[Data for analysis]

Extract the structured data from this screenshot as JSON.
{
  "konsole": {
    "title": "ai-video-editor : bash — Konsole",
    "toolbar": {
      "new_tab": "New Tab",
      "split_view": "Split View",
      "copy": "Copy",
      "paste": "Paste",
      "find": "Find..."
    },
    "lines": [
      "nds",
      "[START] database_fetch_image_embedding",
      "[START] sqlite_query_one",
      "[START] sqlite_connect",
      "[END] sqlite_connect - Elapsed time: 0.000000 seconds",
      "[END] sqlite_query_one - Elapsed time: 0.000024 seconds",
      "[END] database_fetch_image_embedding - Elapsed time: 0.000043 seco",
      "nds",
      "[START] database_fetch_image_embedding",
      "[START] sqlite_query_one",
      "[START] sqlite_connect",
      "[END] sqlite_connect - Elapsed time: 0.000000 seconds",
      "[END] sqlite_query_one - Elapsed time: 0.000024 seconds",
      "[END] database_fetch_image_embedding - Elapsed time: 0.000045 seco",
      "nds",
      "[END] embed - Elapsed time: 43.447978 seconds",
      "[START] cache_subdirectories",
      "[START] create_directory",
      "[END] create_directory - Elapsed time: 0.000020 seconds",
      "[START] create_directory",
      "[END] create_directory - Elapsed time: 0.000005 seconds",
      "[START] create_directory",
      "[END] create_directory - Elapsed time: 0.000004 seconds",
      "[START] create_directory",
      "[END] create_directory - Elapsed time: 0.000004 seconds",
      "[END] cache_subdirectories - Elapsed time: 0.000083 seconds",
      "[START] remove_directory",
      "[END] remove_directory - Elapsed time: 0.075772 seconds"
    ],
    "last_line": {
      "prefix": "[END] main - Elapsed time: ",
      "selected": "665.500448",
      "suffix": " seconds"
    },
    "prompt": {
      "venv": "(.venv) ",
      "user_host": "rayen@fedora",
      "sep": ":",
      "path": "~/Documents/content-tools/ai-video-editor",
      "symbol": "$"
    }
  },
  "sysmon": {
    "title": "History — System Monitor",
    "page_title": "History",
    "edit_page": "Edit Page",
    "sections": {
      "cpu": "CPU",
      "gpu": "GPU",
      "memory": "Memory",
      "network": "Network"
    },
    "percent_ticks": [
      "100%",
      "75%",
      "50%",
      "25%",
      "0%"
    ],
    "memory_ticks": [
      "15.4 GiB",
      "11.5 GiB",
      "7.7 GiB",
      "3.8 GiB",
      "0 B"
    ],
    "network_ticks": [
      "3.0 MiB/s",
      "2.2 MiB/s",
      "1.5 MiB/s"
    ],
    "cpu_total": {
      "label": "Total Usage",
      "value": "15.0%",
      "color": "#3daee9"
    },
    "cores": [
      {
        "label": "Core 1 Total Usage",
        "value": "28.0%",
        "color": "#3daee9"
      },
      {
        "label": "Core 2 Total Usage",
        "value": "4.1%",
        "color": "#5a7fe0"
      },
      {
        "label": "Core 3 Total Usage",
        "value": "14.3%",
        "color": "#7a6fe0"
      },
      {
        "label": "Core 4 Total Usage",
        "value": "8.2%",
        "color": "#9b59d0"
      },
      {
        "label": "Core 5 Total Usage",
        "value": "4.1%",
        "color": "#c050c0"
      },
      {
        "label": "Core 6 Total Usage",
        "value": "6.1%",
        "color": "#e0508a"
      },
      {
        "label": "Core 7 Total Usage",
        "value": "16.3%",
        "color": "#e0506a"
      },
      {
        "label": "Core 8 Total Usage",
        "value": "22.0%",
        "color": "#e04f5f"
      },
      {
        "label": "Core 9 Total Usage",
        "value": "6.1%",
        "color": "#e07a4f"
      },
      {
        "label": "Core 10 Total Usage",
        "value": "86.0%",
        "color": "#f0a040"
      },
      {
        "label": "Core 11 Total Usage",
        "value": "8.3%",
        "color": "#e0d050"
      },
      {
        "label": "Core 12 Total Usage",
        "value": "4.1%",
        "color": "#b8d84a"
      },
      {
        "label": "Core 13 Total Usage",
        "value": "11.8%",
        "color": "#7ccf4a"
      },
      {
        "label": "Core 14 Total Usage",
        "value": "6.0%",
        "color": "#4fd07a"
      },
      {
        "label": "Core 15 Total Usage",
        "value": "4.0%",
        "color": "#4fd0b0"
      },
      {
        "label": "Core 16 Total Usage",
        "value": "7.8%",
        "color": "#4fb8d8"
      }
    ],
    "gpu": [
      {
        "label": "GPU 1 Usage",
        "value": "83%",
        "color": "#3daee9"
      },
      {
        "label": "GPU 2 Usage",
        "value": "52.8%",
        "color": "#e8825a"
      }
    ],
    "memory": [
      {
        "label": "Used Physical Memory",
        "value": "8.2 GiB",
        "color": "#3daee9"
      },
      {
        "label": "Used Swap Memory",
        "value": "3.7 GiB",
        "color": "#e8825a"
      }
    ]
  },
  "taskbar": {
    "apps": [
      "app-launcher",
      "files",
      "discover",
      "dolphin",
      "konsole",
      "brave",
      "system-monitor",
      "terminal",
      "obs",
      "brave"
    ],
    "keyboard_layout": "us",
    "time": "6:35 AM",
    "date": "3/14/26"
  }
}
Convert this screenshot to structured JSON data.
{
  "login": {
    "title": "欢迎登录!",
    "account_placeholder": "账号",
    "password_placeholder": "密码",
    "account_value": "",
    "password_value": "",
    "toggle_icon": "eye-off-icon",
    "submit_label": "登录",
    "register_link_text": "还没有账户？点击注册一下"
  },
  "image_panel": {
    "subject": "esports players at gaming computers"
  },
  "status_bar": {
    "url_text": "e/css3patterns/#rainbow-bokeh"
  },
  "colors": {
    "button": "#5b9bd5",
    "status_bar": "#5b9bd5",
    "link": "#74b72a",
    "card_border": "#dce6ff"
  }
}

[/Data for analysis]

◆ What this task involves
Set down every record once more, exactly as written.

◆ Result of the exercise
Extract the structured data from this screenshot as JSON.
{
  "konsole": {
    "title": "ai-video-editor : bash — Konsole",
    "toolbar": {
      "new_tab": "New Tab",
      "split_view": "Split View",
      "copy": "Copy",
      "paste": "Paste",
      "find": "Find..."
    },
    "lines": [
      "nds",
      "[START] database_fetch_image_embedding",
      "[START] sqlite_query_one",
      "[START] sqlite_connect",
      "[END] sqlite_connect - Elapsed time: 0.000000 seconds",
      "[END] sqlite_query_one - Elapsed time: 0.000024 seconds",
      "[END] database_fetch_image_embedding - Elapsed time: 0.000043 seco",
      "nds",
      "[START] database_fetch_image_embedding",
      "[START] sqlite_query_one",
      "[START] sqlite_connect",
      "[END] sqlite_connect - Elapsed time: 0.000000 seconds",
      "[END] sqlite_query_one - Elapsed time: 0.000024 seconds",
      "[END] database_fetch_image_embedding - Elapsed time: 0.000045 seco",
      "nds",
      "[END] embed - Elapsed time: 43.447978 seconds",
      "[START] cache_subdirectories",
      "[START] create_directory",
      "[END] create_directory - Elapsed time: 0.000020 seconds",
      "[START] create_directory",
      "[END] create_directory - Elapsed time: 0.000005 seconds",
      "[START] create_directory",
      "[END] create_directory - Elapsed time: 0.000004 seconds",
      "[START] create_directory",
      "[END] create_directory - Elapsed time: 0.000004 seconds",
      "[END] cache_subdirectories - Elapsed time: 0.000083 seconds",
      "[START] remove_directory",
      "[END] remove_directory - Elapsed time: 0.075772 seconds"
    ],
    "last_line": {
      "prefix": "[END] main - Elapsed time: ",
      "selected": "665.500448",
      "suffix": " seconds"
    },
    "prompt": {
      "venv": "(.venv) ",
      "user_host": "rayen@fedora",
      "sep": ":",
      "path": "~/Documents/content-tools/ai-video-editor",
      "symbol": "$"
    }
  },
  "sysmon": {
    "title": "History — System Monitor",
    "page_title": "History",
    "edit_page": "Edit Page",
    "sections": {
      "cpu": "CPU",
      "gpu": "GPU",
      "memory": "Memory",
      "network": "Network"
    },
    "percent_ticks": [
      "100%",
      "75%",
      "50%",
      "25%",
      "0%"
    ],
    "memory_ticks": [
      "15.4 GiB",
      "11.5 GiB",
      "7.7 GiB",
      "3.8 GiB",
      "0 B"
    ],
    "network_ticks": [
      "3.0 MiB/s",
      "2.2 MiB/s",
      "1.5 MiB/s"
    ],
    "cpu_total": {
      "label": "Total Usage",
      "value": "15.0%",
      "color": "#3daee9"
    },
    "cores": [
      {
        "label": "Core 1 Total Usage",
        "value": "28.0%",
        "color": "#3daee9"
      },
      {
        "label": "Core 2 Total Usage",
        "value": "4.1%",
        "color": "#5a7fe0"
      },
      {
        "label": "Core 3 Total Usage",
        "value": "14.3%",
        "color": "#7a6fe0"
      },
      {
        "label": "Core 4 Total Usage",
        "value": "8.2%",
        "color": "#9b59d0"
      },
      {
        "label": "Core 5 Total Usage",
        "value": "4.1%",
        "color": "#c050c0"
      },
      {
        "label": "Core 6 Total Usage",
        "value": "6.1%",
        "color": "#e0508a"
      },
      {
        "label": "Core 7 Total Usage",
        "value": "16.3%",
        "color": "#e0506a"
      },
      {
        "label": "Core 8 Total Usage",
        "value": "22.0%",
        "color": "#e04f5f"
      },
      {
        "label": "Core 9 Total Usage",
        "value": "6.1%",
        "color": "#e07a4f"
      },
      {
        "label": "Core 10 Total Usage",
        "value": "86.0%",
        "color": "#f0a040"
      },
      {
        "label": "Core 11 Total Usage",
        "value": "8.3%",
        "color": "#e0d050"
      },
      {
        "label": "Core 12 Total Usage",
        "value": "4.1%",
        "color": "#b8d84a"
      },
      {
        "label": "Core 13 Total Usage",
        "value": "11.8%",
        "color": "#7ccf4a"
      },
      {
        "label": "Core 14 Total Usage",
        "value": "6.0%",
        "color": "#4fd07a"
      },
      {
        "label": "Core 15 Total Usage",
        "value": "4.0%",
        "color": "#4fd0b0"
      },
      {
        "label": "Core 16 Total Usage",
        "value": "7.8%",
        "color": "#4fb8d8"
      }
    ],
    "gpu": [
      {
        "label": "GPU 1 Usage",
        "value": "83%",
        "color": "#3daee9"
      },
      {
        "label": "GPU 2 Usage",
        "value": "52.8%",
        "color": "#e8825a"
      }
    ],
    "memory": [
      {
        "label": "Used Physical Memory",
        "value": "8.2 GiB",
        "color": "#3daee9"
      },
      {
        "label": "Used Swap Memory",
        "value": "3.7 GiB",
        "color": "#e8825a"
      }
    ]
  },
  "taskbar": {
    "apps": [
      "app-launcher",
      "files",
      "discover",
      "dolphin",
      "konsole",
      "brave",
      "system-monitor",
      "terminal",
      "obs",
      "brave"
    ],
    "keyboard_layout": "us",
    "time": "6:35 AM",
    "date": "3/14/26"
  }
}
Convert this screenshot to structured JSON data.
{
  "login": {
    "title": "欢迎登录!",
    "account_placeholder": "账号",
    "password_placeholder": "密码",
    "account_value": "",
    "password_value": "",
    "toggle_icon": "eye-off-icon",
    "submit_label": "登录",
    "register_link_text": "还没有账户？点击注册一下"
  },
  "image_panel": {
    "subject": "esports players at gaming computers"
  },
  "status_bar": {
    "url_text": "e/css3patterns/#rainbow-bokeh"
  },
  "colors": {
    "button": "#5b9bd5",
    "status_bar": "#5b9bd5",
    "link": "#74b72a",
    "card_border": "#dce6ff"
  }
}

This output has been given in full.